··· Exercise data ···

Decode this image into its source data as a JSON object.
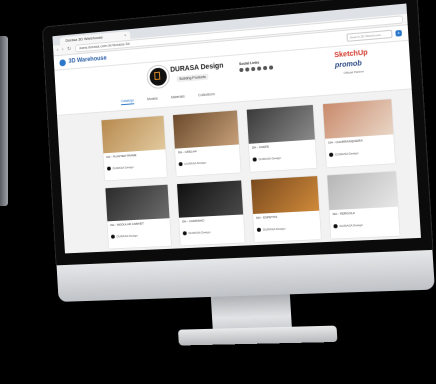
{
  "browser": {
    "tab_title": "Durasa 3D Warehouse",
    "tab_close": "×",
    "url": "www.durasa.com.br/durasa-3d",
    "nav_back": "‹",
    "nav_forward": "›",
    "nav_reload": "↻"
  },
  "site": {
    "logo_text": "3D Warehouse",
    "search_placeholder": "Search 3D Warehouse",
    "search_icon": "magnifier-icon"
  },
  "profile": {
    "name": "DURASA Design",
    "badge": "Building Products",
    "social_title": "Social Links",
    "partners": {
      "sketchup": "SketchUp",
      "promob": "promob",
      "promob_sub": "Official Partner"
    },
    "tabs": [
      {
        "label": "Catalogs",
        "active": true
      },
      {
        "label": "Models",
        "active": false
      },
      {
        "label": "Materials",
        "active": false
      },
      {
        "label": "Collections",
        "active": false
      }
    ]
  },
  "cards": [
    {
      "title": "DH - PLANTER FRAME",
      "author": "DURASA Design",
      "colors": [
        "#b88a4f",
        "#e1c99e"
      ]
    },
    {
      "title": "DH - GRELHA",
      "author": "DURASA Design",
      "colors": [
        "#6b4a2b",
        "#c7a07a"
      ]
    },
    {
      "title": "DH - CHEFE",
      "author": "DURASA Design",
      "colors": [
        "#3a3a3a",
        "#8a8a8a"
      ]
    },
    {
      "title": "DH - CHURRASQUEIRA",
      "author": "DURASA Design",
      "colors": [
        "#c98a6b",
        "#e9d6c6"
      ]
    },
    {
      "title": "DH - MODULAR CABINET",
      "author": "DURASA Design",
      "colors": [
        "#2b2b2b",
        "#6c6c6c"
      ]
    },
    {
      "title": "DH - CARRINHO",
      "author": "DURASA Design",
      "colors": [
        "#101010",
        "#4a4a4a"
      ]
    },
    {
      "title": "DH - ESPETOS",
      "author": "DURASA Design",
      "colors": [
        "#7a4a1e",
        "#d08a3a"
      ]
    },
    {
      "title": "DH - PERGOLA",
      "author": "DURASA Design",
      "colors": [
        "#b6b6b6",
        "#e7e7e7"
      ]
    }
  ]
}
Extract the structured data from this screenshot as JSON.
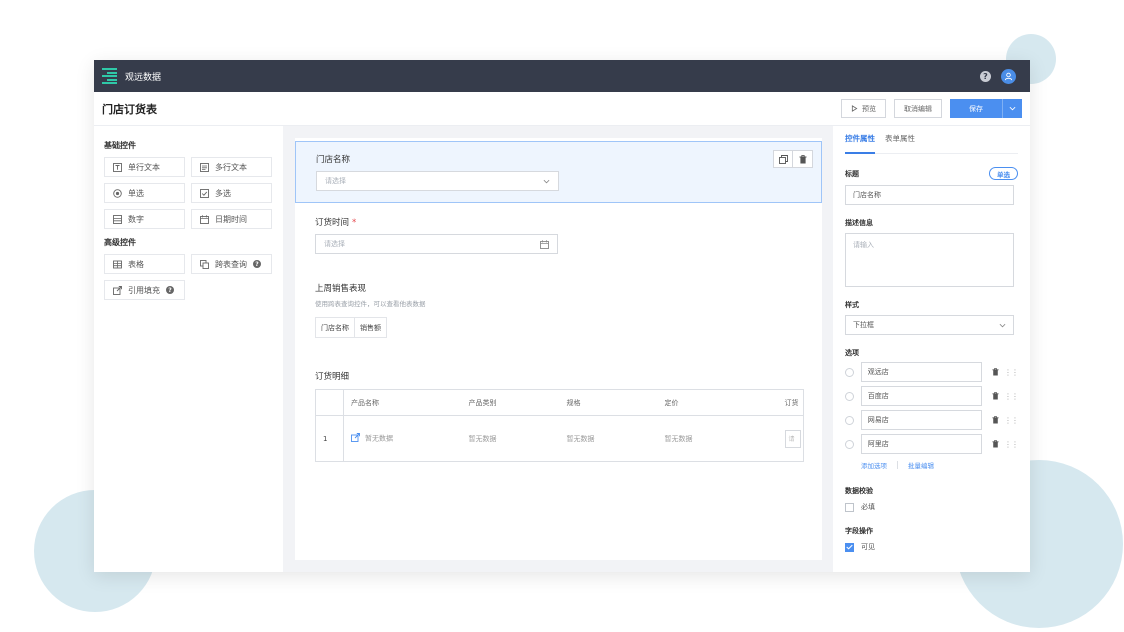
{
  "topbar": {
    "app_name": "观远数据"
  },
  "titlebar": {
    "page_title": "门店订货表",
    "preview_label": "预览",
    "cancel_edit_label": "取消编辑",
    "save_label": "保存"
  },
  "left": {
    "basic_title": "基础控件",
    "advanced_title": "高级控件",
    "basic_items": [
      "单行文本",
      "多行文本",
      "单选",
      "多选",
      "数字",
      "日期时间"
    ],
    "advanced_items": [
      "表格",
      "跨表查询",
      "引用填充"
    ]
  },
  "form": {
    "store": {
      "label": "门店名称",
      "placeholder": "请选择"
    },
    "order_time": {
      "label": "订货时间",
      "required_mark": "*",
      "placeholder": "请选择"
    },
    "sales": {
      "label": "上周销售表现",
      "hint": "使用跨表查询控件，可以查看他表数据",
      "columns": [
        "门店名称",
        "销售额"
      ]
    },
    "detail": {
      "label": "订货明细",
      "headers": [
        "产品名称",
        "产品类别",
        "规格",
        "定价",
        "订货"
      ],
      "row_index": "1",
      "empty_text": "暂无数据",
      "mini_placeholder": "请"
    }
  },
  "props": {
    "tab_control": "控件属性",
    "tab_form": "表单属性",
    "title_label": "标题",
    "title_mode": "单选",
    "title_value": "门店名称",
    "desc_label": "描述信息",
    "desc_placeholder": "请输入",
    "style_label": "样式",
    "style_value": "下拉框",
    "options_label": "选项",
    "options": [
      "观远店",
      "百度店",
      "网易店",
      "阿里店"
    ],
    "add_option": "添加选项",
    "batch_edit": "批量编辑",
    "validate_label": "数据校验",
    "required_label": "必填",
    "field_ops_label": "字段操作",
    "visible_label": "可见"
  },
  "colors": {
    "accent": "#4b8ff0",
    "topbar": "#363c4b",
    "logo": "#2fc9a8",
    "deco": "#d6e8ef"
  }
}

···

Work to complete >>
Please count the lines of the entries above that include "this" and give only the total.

Answer space >>
2